Why Do Men Have Nipples?, Billy Goldberg and Mark Leyner — How could you resist the publishing sensation of the summer? A slim paperback of medical-related trivia and minutiae you can’t live without and chock full of questions like: Why do people who are stoned get the munchies? What would happen if Kramer dropped a Junior Mint into someone’s abdomen during surgery? Why does poo stink if the food doesn’t? Can you break your penis? Why do people seem more attractive when you are drunk? Nothing more really than a summer toss off.

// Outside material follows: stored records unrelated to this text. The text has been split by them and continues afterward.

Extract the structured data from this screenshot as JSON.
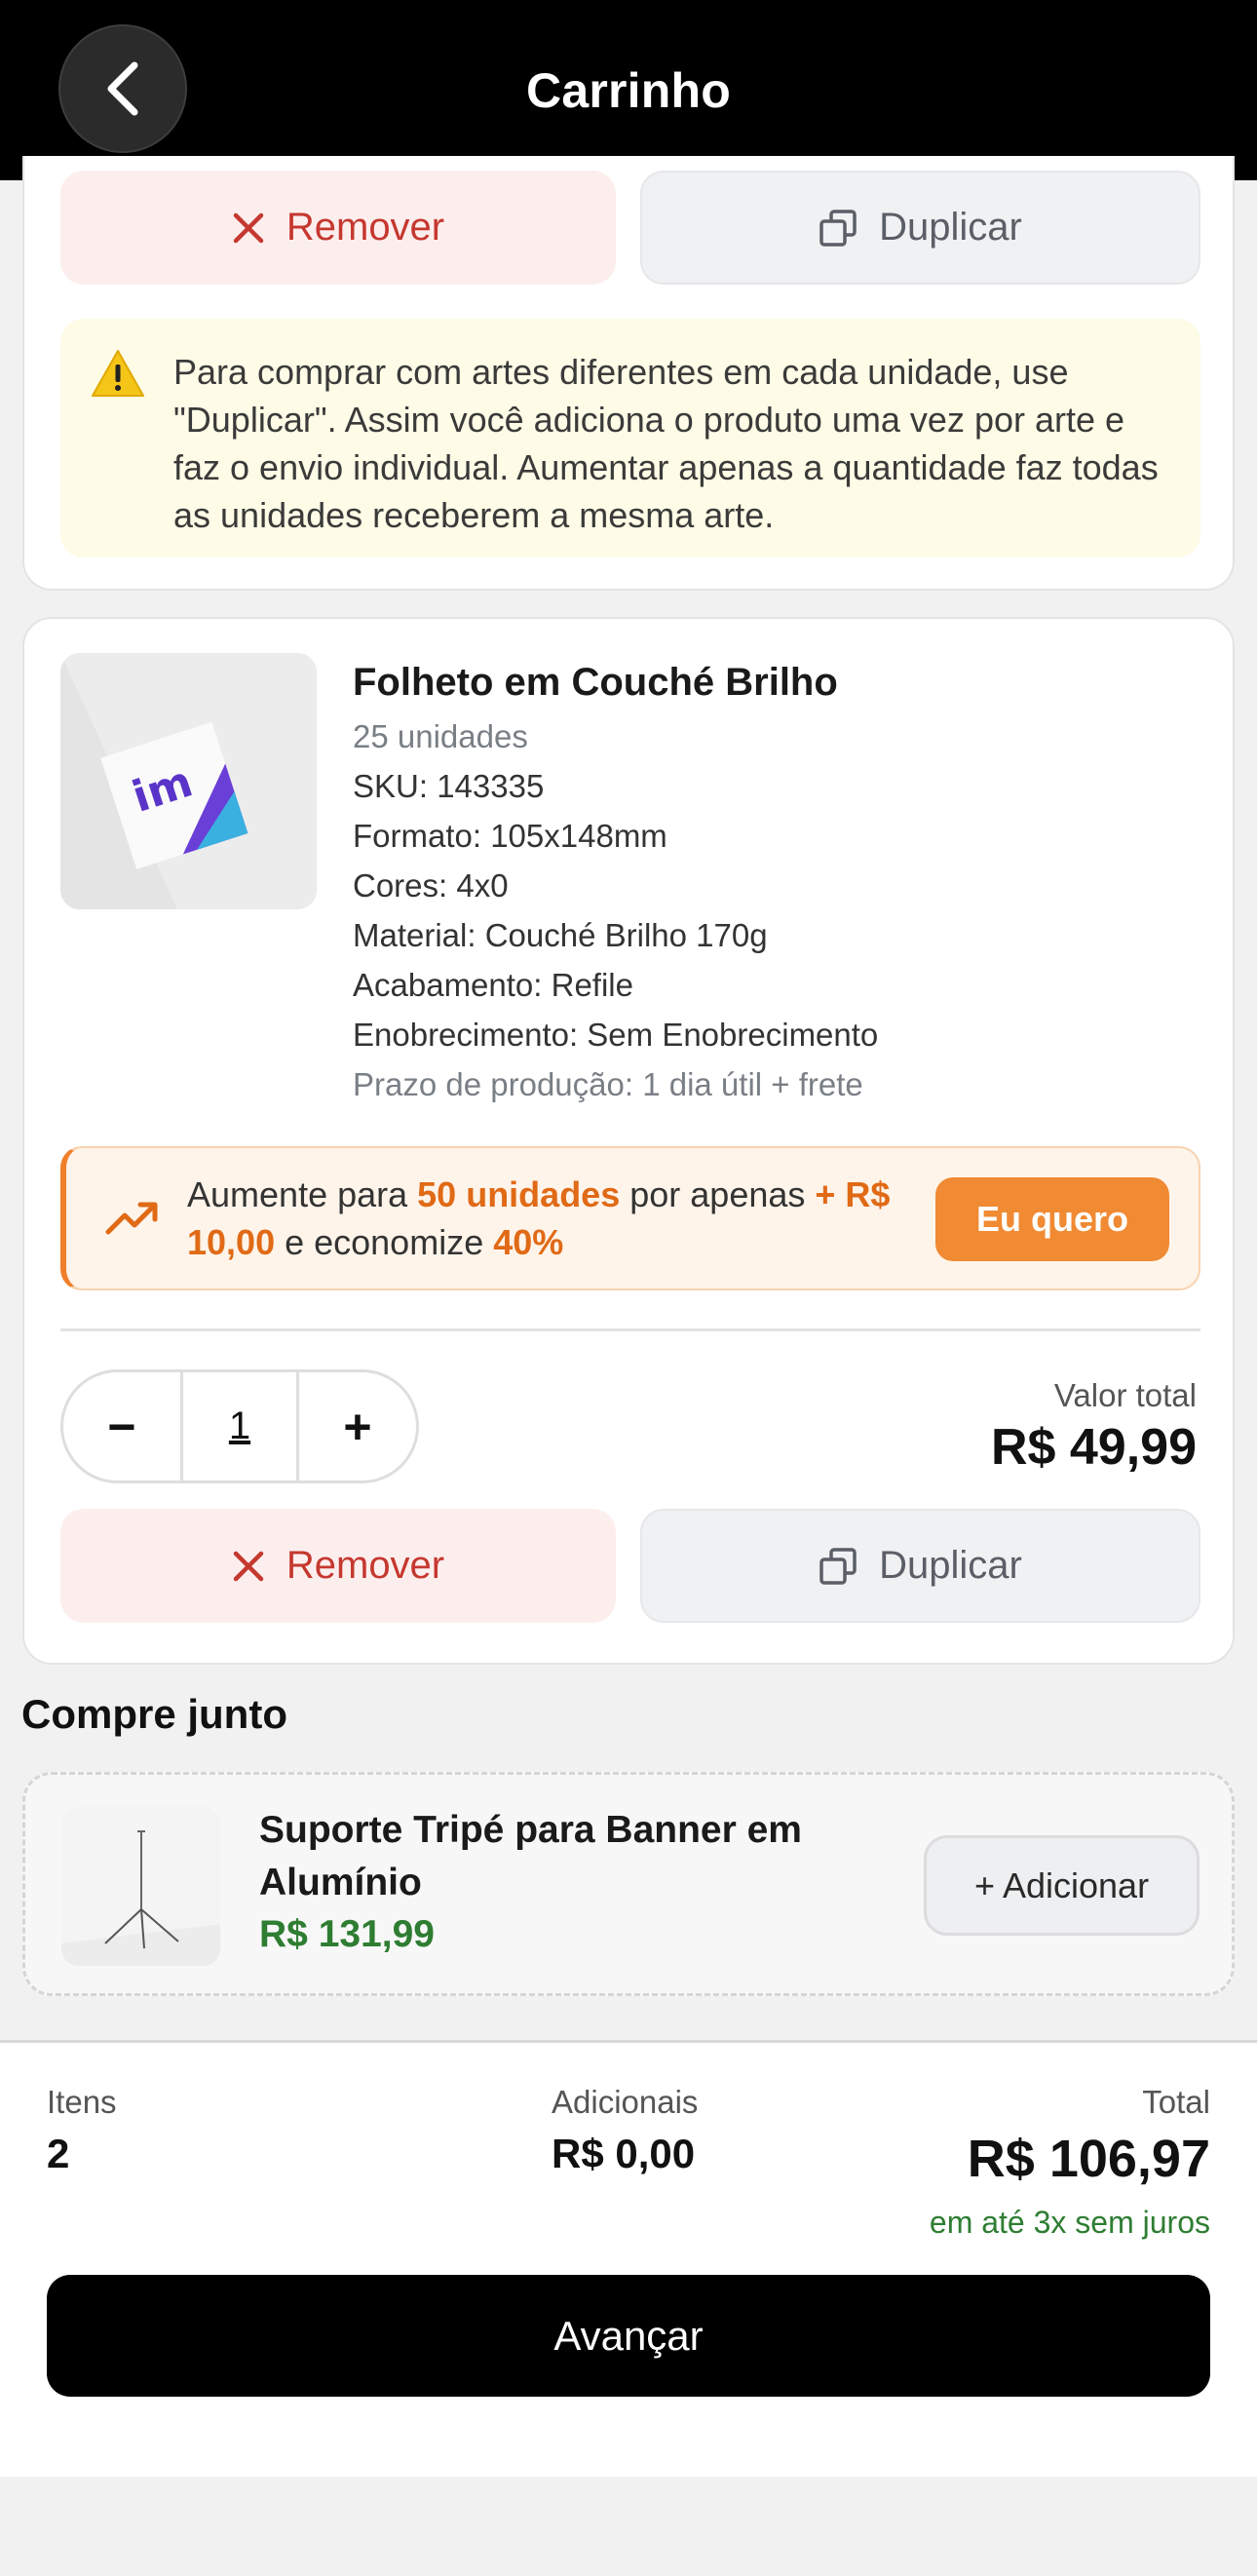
{
  "header": {
    "title": "Carrinho"
  },
  "card1": {
    "remove_label": "Remover",
    "duplicate_label": "Duplicar",
    "warning_text": "Para comprar com artes diferentes em cada unidade, use \"Duplicar\". Assim você adiciona o produto uma vez por arte e faz o envio individual. Aumentar apenas a quantidade faz todas as unidades receberem a mesma arte."
  },
  "product": {
    "title": "Folheto em Couché Brilho",
    "units": "25 unidades",
    "sku": "SKU: 143335",
    "format": "Formato: 105x148mm",
    "colors": "Cores: 4x0",
    "material": "Material: Couché Brilho 170g",
    "finish": "Acabamento: Refile",
    "enhancement": "Enobrecimento: Sem Enobrecimento",
    "lead_time": "Prazo de produção: 1 dia útil + frete",
    "upsell": {
      "prefix": "Aumente para ",
      "units": "50 unidades",
      "middle": " por apenas ",
      "price": "+ R$ 10,00",
      "middle2": " e economize ",
      "discount": "40%",
      "button": "Eu quero"
    },
    "quantity": "1",
    "minus": "−",
    "plus": "+",
    "total_label": "Valor total",
    "total_value": "R$ 49,99",
    "remove_label": "Remover",
    "duplicate_label": "Duplicar"
  },
  "compre_junto": {
    "title": "Compre junto",
    "item_name": "Suporte Tripé para Banner em Alumínio",
    "item_price": "R$ 131,99",
    "add_label": "+ Adicionar"
  },
  "footer": {
    "items_label": "Itens",
    "items_value": "2",
    "extras_label": "Adicionais",
    "extras_value": "R$ 0,00",
    "total_label": "Total",
    "total_value": "R$ 106,97",
    "installments": "em até 3x sem juros",
    "advance_label": "Avançar"
  },
  "colors": {
    "accent_orange": "#f08a33",
    "remove_red": "#c5382f",
    "price_green": "#2e7d32",
    "warning_bg": "#fefbe6"
  }
}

The Irritable Male Syndrome, Jed Diamond — Although I’m not one for these pop psychology/self-help type works, I saw a magazine blurb on this book about the same time my family unanimously agreed my irritability was at peak levels. As a result, I picked it up on a whim one evening at the local Barnes & Noble. It is emblematic of the genre. It lays out some common sense information that you probably might have realized if you had just stopped and thought about it. Likewise, there’s some practical advice you might sort out on your own. Unfortunately, the piles of psychobabble overwhelm the layers of usefulness.
No two people read the same book.